Hiking in the Dark
Since we were hiking at night, I wore athletic leggings, a pink-and-white striped sports bra, and a super-thin lavender quarter zip. I had a warmer fleece and a rain jacket in case I got too cold, but the hike was strenuous enough to keep me warm—for a while I was hiking in just the leggings and sports bra. We both used our headlamps, which were nerdy but useful, since the light automatically points anywhere you look.
The hike seemed like it took forever—the trail was steep, and it was so dark all we could see was the rocky path in front of us, the next bend, the next boulder. H carried the pack (he’s a trooper) and he told me afterwards that he was about to ask to take a break when he heard me mumbling “just keep going” under my breath. I was still on edge and worried we would run into a bear, and H and I made a pact to not talk about anything we had heard in the tent until we got back to the car. After about an hour and a half, we could tell we were close to the summit when we crossed a huge expanse of rock and saw the outlines of mountains in the distance against the starry sky.
Just as the darkness turned from black to dark gray, we got to the top, oriented ourselves, and made our way to the eastern side of the summit. The light changed slowly: first a wash of light pink and gray spread over the valley below, then bright orange and pink streaked the sky, and then the sun peeked over the horizon with violent golden light. We jokingly sang the music from the beginning of the Lion King, ate our protein bars, and basked on the rocks, enjoying the beauty of sunrise after the long, scary night. I felt like I was on top of the world.
Once the sun was up, we took a few more photos and then started the hike back, marveling at the beautiful views from the trail that we had missed in the dark. Back at our camp, we disassembled the tent and fit everything into our packs for the mile hike to the car. After almost a full day in the woods and only two hours of sleep the night before, my nerves were definitely a little frayed and I was relieved to be back in civilization. We headed home, stopping at Starbucks for a coffee, and we were home by 11 AM.
For all you camping enthusiasts out there, here’s a breakdown of luxury items I brought and ones that I thought about bringing but didn’t (I will not, however, reveal which of these items H carried).
|Two Diet Cokes and one can of coffee||S’mores ingredients, which are probably lighter than drinks but would have taken up way more space in our packs|

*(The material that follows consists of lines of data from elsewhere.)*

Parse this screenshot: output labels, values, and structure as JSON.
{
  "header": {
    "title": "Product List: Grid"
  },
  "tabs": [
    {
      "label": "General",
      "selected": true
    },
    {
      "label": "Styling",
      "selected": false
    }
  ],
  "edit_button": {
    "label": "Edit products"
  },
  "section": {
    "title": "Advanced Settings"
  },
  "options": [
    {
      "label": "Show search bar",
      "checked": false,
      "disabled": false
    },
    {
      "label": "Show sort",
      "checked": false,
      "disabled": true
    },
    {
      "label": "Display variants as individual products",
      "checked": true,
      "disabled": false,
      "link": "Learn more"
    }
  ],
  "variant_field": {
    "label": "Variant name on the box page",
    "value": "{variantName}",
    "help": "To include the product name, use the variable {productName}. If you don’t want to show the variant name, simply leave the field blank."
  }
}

|Fresh food, like sandwiches and pasta—I don’t know what real ultralight campers bring but I’m sure it’s much lighter and much less appetizing||More food than we needed—we had some extra protein bars, but I largely denied my instinct to bring lots of extra food for worst-case scenarios|
|Soap, moisturizer, a toothbrush, and toothpaste so I could have some semblance of a nighttime routine||Special facewash and a pillow—I made do with soap and a rolled-up fleece|
|More clothes than were strictly necessary—I had a t-shirt for Sunday that I didn’t wear, and I could have worn my fleece instead of the quarter zip||A tripod/any camera equipment besides my phone|
I was so glad we decided to go on this backpacking trip, since we got to see such a beautiful sunrise! I would definitely hike Old Rag again, especially since we didn’t take the trail with the rock scramble, but after our bear sighting, deer encounter, and night of terrifying animal noises I may never camp in Shenandoah National Park again! Day hikes only!
Have you hiked Old Rag? Would you do a sunrise hike or backpacking trip? Have my bear stories scared you off camping forever? Let me know in the comments!